To help bring the barn up to scratch, the Moores enlisted carpenter Dean Almond of English Oaks. ‘When Dean’s flyer dropped through the letterbox I decided to contact him,’ recalls Julie, who was thrilled that he turned out to be such a great find, as the work needed on the project suddenly escalated. ‘During the viewing, we could tell that the upstairs floor hadn’t been particularly well laid. When the previous owners’ double bed was removed and we moved in, we found that the floorboards were actually so bouncy that it felt as though we might fall through them into the downstairs bedroom,’ recalls Julie. ‘In the end, we realised that the whole floor would have to be completely re-laid and the joists would need to be strengthened.’

Dean had done such an impressive job of replacing the large oak steps leading to the back door and down into the kitchen that Julie knew he was the ideal person to help with this more involved task, as well as the many others around the property that required a skilled carpenter. Dean took up the floorboards, laid the new upstairs floor structure, then laid the original floorboards back on top of this. He then partitioned the space to create a separate master bedroom and guest room. To keep their airy new home light and bright, the Moores decided to install double-glazed internal windows with oak frames either side of the elegant vaulted landing. The open space above was filled in with plasterboard, insulated, painted, and reclaimed oak beams were added as a feature. A false beam the length of the master bedroom was also fitted in order to disguise a metal tie brace.

‘We decided to replace the old pine door to the bathroom with a smart oak one and then bought two more matching oak doors for the new upstairs bedrooms to give a more cohesive look,’ Julie says.

The next job on the couple’s hit list was the shower room. This was an enclosed square pod with a void above it that was part of the bedroom, creating a rather odd effect,’ says Julie. ‘Dean partitioned this off with reclaimed oak to create a useful storage area in the void, accessed by tongue-and-groove doors above the shower.’

Dean gradually worked his way through the house, replacing some of the beams and sanding and oiling others. Everything was going according to plan until the day when Tony spotted some tiny holes in the balustrades. ‘The house had been treated for woodworm before we bought it, but unfortunately this hadn’t solved the problem,’ explains Julie. ‘When we looked for other signs, we found even more evidence in the front door.’

Julie was keen to save the £1,500 she had been quoted to have the whole house treated, so wearing a boiler suit, mask and gloves, she set to work covering the affected areas in special wood preservative. ‘Treating the house with a syrupy green liquid hadn’t been on my to-do list when we moved in, but it had to be done,’ she recalls.

With the major jobs tackled and the woodworm treated, Julie decided to turn her attention to decorating. ‘The whole house needed a fresh coat of paint both inside and out and, after my success with the woodworm, I reckoned I could handle this job, too,’ she says, smiling.

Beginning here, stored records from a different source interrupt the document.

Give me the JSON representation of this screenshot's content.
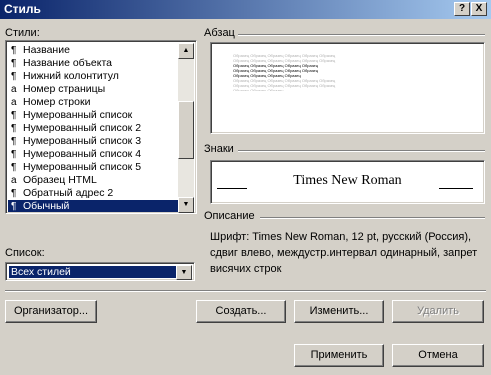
{
  "window": {
    "title": "Стиль",
    "help_label": "?",
    "close_label": "X"
  },
  "styles": {
    "label": "Стили:",
    "items": [
      {
        "mark": "¶",
        "name": "Название"
      },
      {
        "mark": "¶",
        "name": "Название объекта"
      },
      {
        "mark": "¶",
        "name": "Нижний колонтитул"
      },
      {
        "mark": "a",
        "name": "Номер страницы"
      },
      {
        "mark": "a",
        "name": "Номер строки"
      },
      {
        "mark": "¶",
        "name": "Нумерованный список"
      },
      {
        "mark": "¶",
        "name": "Нумерованный список 2"
      },
      {
        "mark": "¶",
        "name": "Нумерованный список 3"
      },
      {
        "mark": "¶",
        "name": "Нумерованный список 4"
      },
      {
        "mark": "¶",
        "name": "Нумерованный список 5"
      },
      {
        "mark": "a",
        "name": "Образец HTML"
      },
      {
        "mark": "¶",
        "name": "Обратный адрес 2"
      },
      {
        "mark": "¶",
        "name": "Обычный"
      }
    ],
    "selected_index": 12,
    "scroll_up_icon": "triangle-up-icon",
    "scroll_down_icon": "triangle-down-icon"
  },
  "list_filter": {
    "label": "Список:",
    "value": "Всех стилей",
    "dropdown_icon": "triangle-down-icon"
  },
  "paragraph": {
    "label": "Абзац",
    "sample_word": "Образец"
  },
  "characters": {
    "label": "Знаки",
    "sample": "Times New Roman"
  },
  "description": {
    "label": "Описание",
    "text": "Шрифт: Times New Roman, 12 pt, русский (Россия), сдвиг влево, междустр.интервал одинарный, запрет висячих строк"
  },
  "buttons": {
    "organizer": "Организатор...",
    "create": "Создать...",
    "modify": "Изменить...",
    "delete": "Удалить",
    "apply": "Применить",
    "cancel": "Отмена"
  }
}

To keep the interior of the barn as light as possible, the couple chose to paint the walls white and then add colour with a variety of furniture and soft furnishings. ‘We’ve introduced both old and new pieces of furniture to give a homely, cottage-like feel to the barn,’ says Julie. ‘We’ve also worked with some of the features added by the previous owners, including the range stove, floor and wall tiles in the kitchen.’

During the 18-month project, the couple ended up spending much more money than their original estimate of between £15,000 and £20,000. ‘We did end up using more of our savings than we had first hoped, due to the unforeseen costs, but the reality is that every penny has been well spent,’ explains Julie. ‘We took our time updating this property and we’re proud to have created a beautiful home that’s rich in history and character.’

The costs

Carpentry, including internal windows£18,087
External glazing£2,270
Curtain fabrication£1,400
Curtain pole and fabric for blinds and curtains£787
Oak internal doors, linings, oil and ironmongery£749
Furniture and light fittings£587
Woodworm treatment£214